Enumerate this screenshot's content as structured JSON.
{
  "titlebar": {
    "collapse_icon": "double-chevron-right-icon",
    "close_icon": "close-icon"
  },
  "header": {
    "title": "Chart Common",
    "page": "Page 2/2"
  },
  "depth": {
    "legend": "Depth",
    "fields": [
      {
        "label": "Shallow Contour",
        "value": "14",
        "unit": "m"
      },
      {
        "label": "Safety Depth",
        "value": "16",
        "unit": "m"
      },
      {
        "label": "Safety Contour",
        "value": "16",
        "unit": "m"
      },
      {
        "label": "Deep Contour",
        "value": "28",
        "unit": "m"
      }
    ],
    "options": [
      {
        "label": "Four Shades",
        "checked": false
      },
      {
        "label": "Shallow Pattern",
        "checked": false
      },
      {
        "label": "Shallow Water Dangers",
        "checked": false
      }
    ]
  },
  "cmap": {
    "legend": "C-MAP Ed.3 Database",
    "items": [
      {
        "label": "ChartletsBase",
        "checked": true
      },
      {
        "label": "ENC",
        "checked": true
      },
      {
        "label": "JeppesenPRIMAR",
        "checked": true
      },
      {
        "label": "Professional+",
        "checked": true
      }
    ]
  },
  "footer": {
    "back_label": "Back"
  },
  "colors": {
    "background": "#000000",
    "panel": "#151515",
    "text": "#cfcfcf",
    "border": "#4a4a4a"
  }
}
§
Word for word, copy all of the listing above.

Enumerate this screenshot's content as structured JSON.
{
  "titlebar": {
    "collapse_icon": "double-chevron-right-icon",
    "close_icon": "close-icon"
  },
  "header": {
    "title": "Chart Common",
    "page": "Page 2/2"
  },
  "depth": {
    "legend": "Depth",
    "fields": [
      {
        "label": "Shallow Contour",
        "value": "14",
        "unit": "m"
      },
      {
        "label": "Safety Depth",
        "value": "16",
        "unit": "m"
      },
      {
        "label": "Safety Contour",
        "value": "16",
        "unit": "m"
      },
      {
        "label": "Deep Contour",
        "value": "28",
        "unit": "m"
      }
    ],
    "options": [
      {
        "label": "Four Shades",
        "checked": false
      },
      {
        "label": "Shallow Pattern",
        "checked": false
      },
      {
        "label": "Shallow Water Dangers",
        "checked": false
      }
    ]
  },
  "cmap": {
    "legend": "C-MAP Ed.3 Database",
    "items": [
      {
        "label": "ChartletsBase",
        "checked": true
      },
      {
        "label": "ENC",
        "checked": true
      },
      {
        "label": "JeppesenPRIMAR",
        "checked": true
      },
      {
        "label": "Professional+",
        "checked": true
      }
    ]
  },
  "footer": {
    "back_label": "Back"
  },
  "colors": {
    "background": "#000000",
    "panel": "#151515",
    "text": "#cfcfcf",
    "border": "#4a4a4a"
  }
}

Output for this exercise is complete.